void mexFunction(int nlhs, mxArray *plhs[], int nrhs, const mxArray *prhs[]) { uint8_T *M, *v; mwSize m, n, i1, i2, k;

if (nrhs != 2 || !mxIsUint8(prhs[0]) || !mxIsUint8(prhs[1])) { mexErrMsgIdAndTxt("MEX:FindRow:BadInput", "2 UINT8 arrays required as input."); }

M = (uint8_T *) mxGetData(prhs[0]); m = mxGetM(prhs[0]); n = mxGetN(prhs[0]); v = (uint8_T *) mxGetData(prhs[1]);

if (mxGetNumberOfElements(prhs[1]) != n) { mexErrMsgIdAndTxt("MEX:FindRow:BadSize", "Sizes of inputs do not match."); }

for (i1 = 0; i1 < m; i1++) { k = i1; for (i2 = 0; i2 < n; i2++) { if (M[k] != v[i2]) { break; } k += m; }

if (i2 == n) { // Matching row found: plhs[0] = mxCreateDoubleScalar((double) (i1 + 1)); return; } }

// No success: plhs[0] = mxCreateDoubleMatrix(0, 0, mxREAL); }

Answer by Image Analyst
on 25 May 2013

Try this:

% Generate some sample data: m = randi(3, 200, 3) % Specify what we're looking for: lookingFor = [2 3 1]; % Let's say we're looking for this % Find out what rows that pattern occurs in: rowsItOccursIn = find(ismember(m, lookingFor, 'rows'))

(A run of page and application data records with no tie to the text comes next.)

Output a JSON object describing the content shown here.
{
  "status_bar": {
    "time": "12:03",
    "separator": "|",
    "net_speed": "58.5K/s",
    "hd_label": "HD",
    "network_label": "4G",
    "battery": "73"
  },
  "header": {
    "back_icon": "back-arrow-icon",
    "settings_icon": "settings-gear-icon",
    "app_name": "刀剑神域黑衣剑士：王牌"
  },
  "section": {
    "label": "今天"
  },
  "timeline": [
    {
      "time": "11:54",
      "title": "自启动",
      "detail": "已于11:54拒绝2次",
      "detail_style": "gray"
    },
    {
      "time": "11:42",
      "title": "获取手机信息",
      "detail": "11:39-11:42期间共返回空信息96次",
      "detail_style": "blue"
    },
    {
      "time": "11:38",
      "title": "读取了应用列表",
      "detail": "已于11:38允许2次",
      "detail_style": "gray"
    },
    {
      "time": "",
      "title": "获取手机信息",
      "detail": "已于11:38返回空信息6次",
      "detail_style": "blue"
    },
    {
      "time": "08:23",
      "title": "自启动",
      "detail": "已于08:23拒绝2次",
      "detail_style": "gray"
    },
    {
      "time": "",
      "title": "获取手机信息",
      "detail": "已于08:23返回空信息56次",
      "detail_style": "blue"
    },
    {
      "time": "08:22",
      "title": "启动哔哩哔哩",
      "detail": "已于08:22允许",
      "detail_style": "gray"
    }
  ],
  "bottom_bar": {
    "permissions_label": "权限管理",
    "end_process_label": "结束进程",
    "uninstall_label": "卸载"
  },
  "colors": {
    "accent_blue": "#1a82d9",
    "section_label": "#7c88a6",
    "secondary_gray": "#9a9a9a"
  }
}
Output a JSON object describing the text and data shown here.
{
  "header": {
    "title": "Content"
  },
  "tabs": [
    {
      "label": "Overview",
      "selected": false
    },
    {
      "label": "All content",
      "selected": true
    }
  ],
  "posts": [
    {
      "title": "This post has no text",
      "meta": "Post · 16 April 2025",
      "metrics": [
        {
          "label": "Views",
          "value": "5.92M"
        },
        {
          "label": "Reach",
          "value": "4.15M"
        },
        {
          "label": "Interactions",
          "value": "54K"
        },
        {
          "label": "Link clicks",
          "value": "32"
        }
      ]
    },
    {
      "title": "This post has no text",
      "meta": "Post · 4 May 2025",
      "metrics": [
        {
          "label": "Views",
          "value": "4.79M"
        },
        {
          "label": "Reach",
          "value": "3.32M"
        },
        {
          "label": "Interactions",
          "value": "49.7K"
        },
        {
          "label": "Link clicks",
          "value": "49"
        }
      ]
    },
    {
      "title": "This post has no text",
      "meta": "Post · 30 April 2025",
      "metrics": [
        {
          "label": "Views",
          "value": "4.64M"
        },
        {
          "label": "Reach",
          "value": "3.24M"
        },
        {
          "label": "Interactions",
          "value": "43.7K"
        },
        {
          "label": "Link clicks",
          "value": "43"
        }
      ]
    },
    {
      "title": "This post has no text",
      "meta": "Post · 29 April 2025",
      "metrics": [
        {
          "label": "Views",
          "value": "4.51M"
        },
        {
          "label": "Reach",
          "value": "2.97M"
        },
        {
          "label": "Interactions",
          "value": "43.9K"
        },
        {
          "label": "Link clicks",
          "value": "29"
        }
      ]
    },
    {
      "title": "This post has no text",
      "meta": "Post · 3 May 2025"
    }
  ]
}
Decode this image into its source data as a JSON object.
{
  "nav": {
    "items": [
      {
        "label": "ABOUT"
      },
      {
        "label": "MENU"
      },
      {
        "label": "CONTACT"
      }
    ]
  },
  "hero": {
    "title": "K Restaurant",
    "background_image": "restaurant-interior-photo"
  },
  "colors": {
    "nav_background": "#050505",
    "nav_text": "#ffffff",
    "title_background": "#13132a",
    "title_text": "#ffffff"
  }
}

Show 2 older comments

yosey
on 25 May 2013

Thank you for your response.

I've allready tryed ismember and wondered myself how slow it is (for this task).

Image Analyst
on 25 May 2013

What are the **actual** sizes of n, N, and S? For 4 and 25, it DEFINITELY should not take "hours of calculation time" like you said.

Answer by Teja Muppirala
on 26 May 2013

Not sure if this is faster, but might be worth a try.

d1 = 12650; d2 = 4; S = randn(d1,d2); s = S(randi(d1),:); c = 1; r = 1;

while c <= d2 if S(r,c) == s(c) c = c+1; else r = r+1; c = 1; end end isequal(S(r,:),s)

If the big S is the same every time, you could make a better algorithm by sorting it in advance.

yosey
on 26 May 2013

The while loop is pretty fast, but cant beat the mex file. Here are the times for 1000 loops.

Elapsed time is 0.143702 seconds. % find(all(bsxfun(@eq,S,s),2)) Elapsed time is 0.059386 seconds. % findrow_mex Elapsed time is 0.118347 seconds. % your while loop

Since I've got some trouble reading the C-code, isn't the mex-code the same as your while loop?

## 1 Comment

## Jan Simon (view profile)

Direct link to this comment:http://www.mathworks.com/matlabcentral/answers/76972#comment_150979

What is the usual dimension of S? It matters if you are talking about 10x4, 10'000x20 or 20x10'000 matrices.